There's fun to be had out there in record store land, Sal. Just maybe not in the big city.

p.s. B Goode - Horizon in Greenville is amazing. Love that store.

William Repsher said...

I think the schmoe behind the counter with the computer is indicative of the audience most of these stores appeal to now: younger folks, hipsters if you please, who have no seasoned taste in older rock music and will buy practically anything, just to say they have it.

With nowhere near the history most of us have with record stores, be they small shops, mega stores or mall chains. Where all of us got used to seeing the same things, over and over. Albums that are considered classic now sitting in dollars bins because they were panned critically at the time, or got foisted off on shit labels like Pickwick or Pair. Think about it -- most of us have passed through every possible facet in terms of purchasing music, up to and including the digital age. Most of these younger people who get off on buying vinyl now ... forget about a morsel of our experience. They have virtually no experience with records stores by dint of when they were raised and the concurrent fall of brick-and-mortar retail in terms of purchasing music.

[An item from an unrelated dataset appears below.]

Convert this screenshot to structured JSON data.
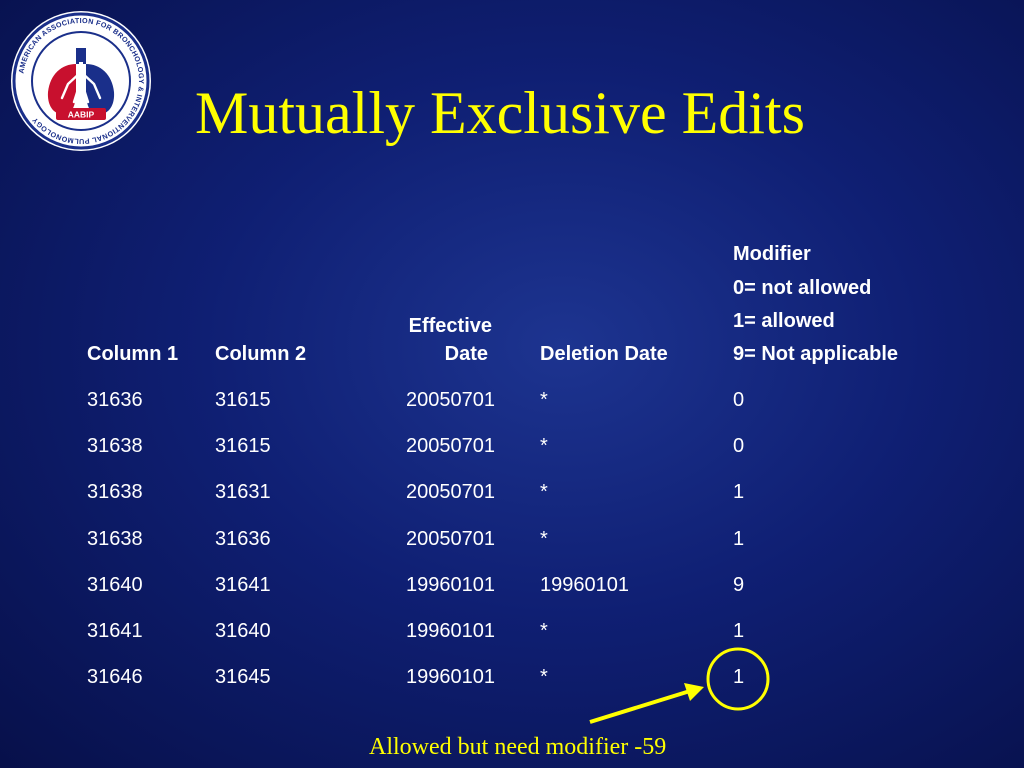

Would they even understand what shopping at a place like Tower felt like? Multiple floors of physical product?

I can't fault them for that. But I'm the wrong guy to talk to on this issue. Ditched my turntable in the early 90s and never looked back. Embraced CDs just as warmly as I've embraced digital. Don't even miss that sensual experience of handling albums that most of us are deeply familiar with.

I have to think now with vinyl we're in a niche phase that most likely won't last another decade. Sounds like most stores have devolved into that one vinyl store I recall in the East Village back in the 90s that was swarming with every shit record you could imagine with a few hidden gems if you were willing to spend hours hunting through their unsorted bins. That's what I miss the most, or at least get a sense of a practice that is now long gone: spending an hour or more in a store searching. Easily took up an hour or two per week in various stores doing just that. Used to be a way of life.

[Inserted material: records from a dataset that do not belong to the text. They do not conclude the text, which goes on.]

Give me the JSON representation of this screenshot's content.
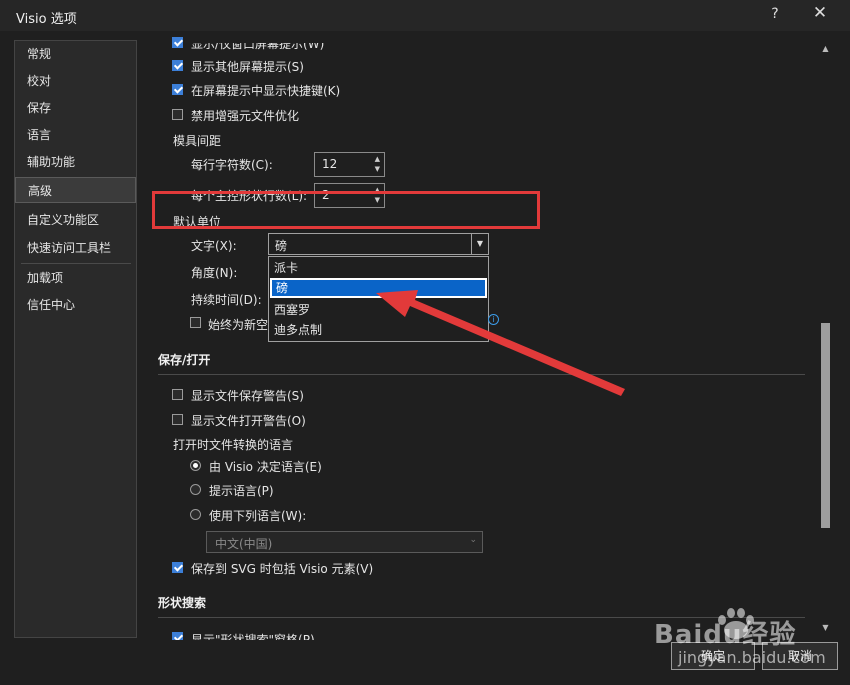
{
  "window": {
    "title": "Visio 选项",
    "help": "?",
    "close": "✕"
  },
  "sidebar": {
    "items": [
      {
        "label": "常规"
      },
      {
        "label": "校对"
      },
      {
        "label": "保存"
      },
      {
        "label": "语言"
      },
      {
        "label": "辅助功能"
      },
      {
        "label": "高级"
      },
      {
        "label": "自定义功能区"
      },
      {
        "label": "快速访问工具栏"
      },
      {
        "label": "加载项"
      },
      {
        "label": "信任中心"
      }
    ],
    "active": "高级"
  },
  "display": {
    "partial_top": "显示/仅窗口屏幕提示(W)",
    "other_screentips": "显示其他屏幕提示(S)",
    "shortcut_keys": "在屏幕提示中显示快捷键(K)",
    "disable_enhanced": "禁用增强元文件优化"
  },
  "grid": {
    "label": "模具间距",
    "chars_label": "每行字符数(C):",
    "chars_value": "12",
    "rows_label": "每个主控形状行数(L):",
    "rows_value": "2"
  },
  "units": {
    "label": "默认单位",
    "text_label": "文字(X):",
    "text_value": "磅",
    "angle_label": "角度(N):",
    "duration_label": "持续时间(D):",
    "always_new_label": "始终为新空",
    "options": [
      "派卡",
      "磅",
      "西塞罗",
      "迪多点制"
    ],
    "selected_option": "磅"
  },
  "save_open": {
    "title": "保存/打开",
    "save_warning": "显示文件保存警告(S)",
    "open_warning": "显示文件打开警告(O)",
    "convert_lang_label": "打开时文件转换的语言",
    "radio_visio": "由 Visio 决定语言(E)",
    "radio_prompt": "提示语言(P)",
    "radio_use": "使用下列语言(W):",
    "lang_select": "中文(中国)",
    "svg_include": "保存到 SVG 时包括 Visio 元素(V)"
  },
  "shape_search": {
    "title": "形状搜索",
    "partial": "显示\"形状搜索\"窗格(P)"
  },
  "footer": {
    "ok": "确定",
    "cancel": "取消"
  },
  "watermark": {
    "brand": "Baidu经验",
    "url": "jingyan.baidu.com"
  },
  "colors": {
    "accent": "#3c7fd8",
    "highlight": "#e23a3a",
    "selection": "#0a64c8"
  }
}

Bombshelter Slim said...

What can I say, I haven't SEEN a music recording store for at least 4 years. My town (pop. 90.000) hasn't had one for almost a decade.

Anonymous said...

Well, I`d like to invite you to a little record shop in Kiel, Northern Germany:
He has exactly the same prices for records since 30 years !
It was 3 D- Mark for an LP and one for a 45. Since we got the €uro, it`s 1,50€ for an LP and 50 cents for a 45, because the offical changing course was one €uro = two D- Mark...
And because he can`t handle a computer he never sells on the internet.
And because he doesn`t know anything about records specifically, it will go on and on...

But apart from that I tend to agree with you, Sal -